(Assignment):
Copy out the line that contains "Output a JSON" and the lines after it through the final one in the entries below, exactly, with no other lines.

Stored dataset items:
------------------------

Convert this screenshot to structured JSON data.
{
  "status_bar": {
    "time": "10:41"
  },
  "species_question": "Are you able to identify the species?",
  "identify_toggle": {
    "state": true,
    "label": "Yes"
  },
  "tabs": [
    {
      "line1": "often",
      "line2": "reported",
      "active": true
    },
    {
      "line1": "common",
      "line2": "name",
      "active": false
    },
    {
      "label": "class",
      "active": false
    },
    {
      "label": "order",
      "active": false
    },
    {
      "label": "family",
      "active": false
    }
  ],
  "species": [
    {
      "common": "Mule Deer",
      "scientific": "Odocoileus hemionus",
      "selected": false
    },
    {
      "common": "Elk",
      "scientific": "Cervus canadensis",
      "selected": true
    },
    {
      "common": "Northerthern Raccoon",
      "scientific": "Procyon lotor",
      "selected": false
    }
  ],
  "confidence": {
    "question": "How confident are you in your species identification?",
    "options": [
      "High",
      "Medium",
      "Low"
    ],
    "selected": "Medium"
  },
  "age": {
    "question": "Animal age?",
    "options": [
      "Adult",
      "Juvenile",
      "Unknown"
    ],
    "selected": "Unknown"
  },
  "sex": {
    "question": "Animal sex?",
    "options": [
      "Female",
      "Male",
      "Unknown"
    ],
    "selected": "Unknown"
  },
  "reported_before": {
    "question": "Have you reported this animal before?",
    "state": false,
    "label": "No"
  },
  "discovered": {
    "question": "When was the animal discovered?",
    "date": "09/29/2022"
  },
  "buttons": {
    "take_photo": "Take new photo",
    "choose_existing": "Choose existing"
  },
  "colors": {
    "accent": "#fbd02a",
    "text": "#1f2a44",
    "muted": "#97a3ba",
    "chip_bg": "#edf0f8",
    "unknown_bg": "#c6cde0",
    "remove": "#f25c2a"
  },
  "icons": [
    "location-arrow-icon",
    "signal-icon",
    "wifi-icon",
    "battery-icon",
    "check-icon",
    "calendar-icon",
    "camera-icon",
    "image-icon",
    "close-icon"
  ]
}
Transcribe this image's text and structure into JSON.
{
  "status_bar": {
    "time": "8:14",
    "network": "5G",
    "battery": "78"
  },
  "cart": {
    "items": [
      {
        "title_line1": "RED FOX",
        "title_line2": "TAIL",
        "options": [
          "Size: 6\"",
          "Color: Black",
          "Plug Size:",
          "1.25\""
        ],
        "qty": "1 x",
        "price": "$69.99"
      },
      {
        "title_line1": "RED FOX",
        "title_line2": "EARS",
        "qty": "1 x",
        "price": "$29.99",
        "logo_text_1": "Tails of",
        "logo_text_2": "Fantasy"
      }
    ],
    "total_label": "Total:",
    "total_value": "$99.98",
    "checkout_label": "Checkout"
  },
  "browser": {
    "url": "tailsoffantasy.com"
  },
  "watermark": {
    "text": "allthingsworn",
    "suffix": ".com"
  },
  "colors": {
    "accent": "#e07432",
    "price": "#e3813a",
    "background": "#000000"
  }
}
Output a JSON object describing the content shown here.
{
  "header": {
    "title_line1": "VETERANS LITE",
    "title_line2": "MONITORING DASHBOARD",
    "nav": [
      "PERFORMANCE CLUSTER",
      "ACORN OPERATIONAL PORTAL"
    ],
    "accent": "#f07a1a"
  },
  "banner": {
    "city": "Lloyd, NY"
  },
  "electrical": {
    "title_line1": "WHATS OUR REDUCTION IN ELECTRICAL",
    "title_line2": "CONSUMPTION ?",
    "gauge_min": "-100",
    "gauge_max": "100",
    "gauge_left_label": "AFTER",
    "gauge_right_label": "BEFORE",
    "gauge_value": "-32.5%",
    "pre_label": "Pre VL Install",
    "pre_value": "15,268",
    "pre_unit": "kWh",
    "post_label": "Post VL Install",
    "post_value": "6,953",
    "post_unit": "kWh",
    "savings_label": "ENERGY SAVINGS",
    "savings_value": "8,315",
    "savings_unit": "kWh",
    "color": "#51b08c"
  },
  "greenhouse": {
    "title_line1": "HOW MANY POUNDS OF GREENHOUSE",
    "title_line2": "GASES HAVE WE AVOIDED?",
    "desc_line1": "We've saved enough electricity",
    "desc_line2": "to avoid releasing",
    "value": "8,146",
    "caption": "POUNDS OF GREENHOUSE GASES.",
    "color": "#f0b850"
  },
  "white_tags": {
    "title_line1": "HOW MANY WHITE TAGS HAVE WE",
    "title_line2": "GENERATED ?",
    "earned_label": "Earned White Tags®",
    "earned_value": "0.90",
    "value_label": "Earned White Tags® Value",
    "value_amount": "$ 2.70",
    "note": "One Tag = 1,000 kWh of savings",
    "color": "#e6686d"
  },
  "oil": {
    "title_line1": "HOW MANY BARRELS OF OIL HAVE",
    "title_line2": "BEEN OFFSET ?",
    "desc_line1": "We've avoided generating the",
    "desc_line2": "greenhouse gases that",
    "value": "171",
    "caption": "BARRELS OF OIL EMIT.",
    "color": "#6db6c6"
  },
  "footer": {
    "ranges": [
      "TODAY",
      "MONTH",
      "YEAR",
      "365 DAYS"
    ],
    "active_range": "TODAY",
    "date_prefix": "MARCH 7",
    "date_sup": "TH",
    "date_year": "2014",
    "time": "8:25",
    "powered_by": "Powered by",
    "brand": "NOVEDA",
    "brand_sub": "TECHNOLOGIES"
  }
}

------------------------

(Written solution):
Output a JSON object describing the content shown here.
{
  "header": {
    "title_line1": "VETERANS LITE",
    "title_line2": "MONITORING DASHBOARD",
    "nav": [
      "PERFORMANCE CLUSTER",
      "ACORN OPERATIONAL PORTAL"
    ],
    "accent": "#f07a1a"
  },
  "banner": {
    "city": "Lloyd, NY"
  },
  "electrical": {
    "title_line1": "WHATS OUR REDUCTION IN ELECTRICAL",
    "title_line2": "CONSUMPTION ?",
    "gauge_min": "-100",
    "gauge_max": "100",
    "gauge_left_label": "AFTER",
    "gauge_right_label": "BEFORE",
    "gauge_value": "-32.5%",
    "pre_label": "Pre VL Install",
    "pre_value": "15,268",
    "pre_unit": "kWh",
    "post_label": "Post VL Install",
    "post_value": "6,953",
    "post_unit": "kWh",
    "savings_label": "ENERGY SAVINGS",
    "savings_value": "8,315",
    "savings_unit": "kWh",
    "color": "#51b08c"
  },
  "greenhouse": {
    "title_line1": "HOW MANY POUNDS OF GREENHOUSE",
    "title_line2": "GASES HAVE WE AVOIDED?",
    "desc_line1": "We've saved enough electricity",
    "desc_line2": "to avoid releasing",
    "value": "8,146",
    "caption": "POUNDS OF GREENHOUSE GASES.",
    "color": "#f0b850"
  },
  "white_tags": {
    "title_line1": "HOW MANY WHITE TAGS HAVE WE",
    "title_line2": "GENERATED ?",
    "earned_label": "Earned White Tags®",
    "earned_value": "0.90",
    "value_label": "Earned White Tags® Value",
    "value_amount": "$ 2.70",
    "note": "One Tag = 1,000 kWh of savings",
    "color": "#e6686d"
  },
  "oil": {
    "title_line1": "HOW MANY BARRELS OF OIL HAVE",
    "title_line2": "BEEN OFFSET ?",
    "desc_line1": "We've avoided generating the",
    "desc_line2": "greenhouse gases that",
    "value": "171",
    "caption": "BARRELS OF OIL EMIT.",
    "color": "#6db6c6"
  },
  "footer": {
    "ranges": [
      "TODAY",
      "MONTH",
      "YEAR",
      "365 DAYS"
    ],
    "active_range": "TODAY",
    "date_prefix": "MARCH 7",
    "date_sup": "TH",
    "date_year": "2014",
    "time": "8:25",
    "powered_by": "Powered by",
    "brand": "NOVEDA",
    "brand_sub": "TECHNOLOGIES"
  }
}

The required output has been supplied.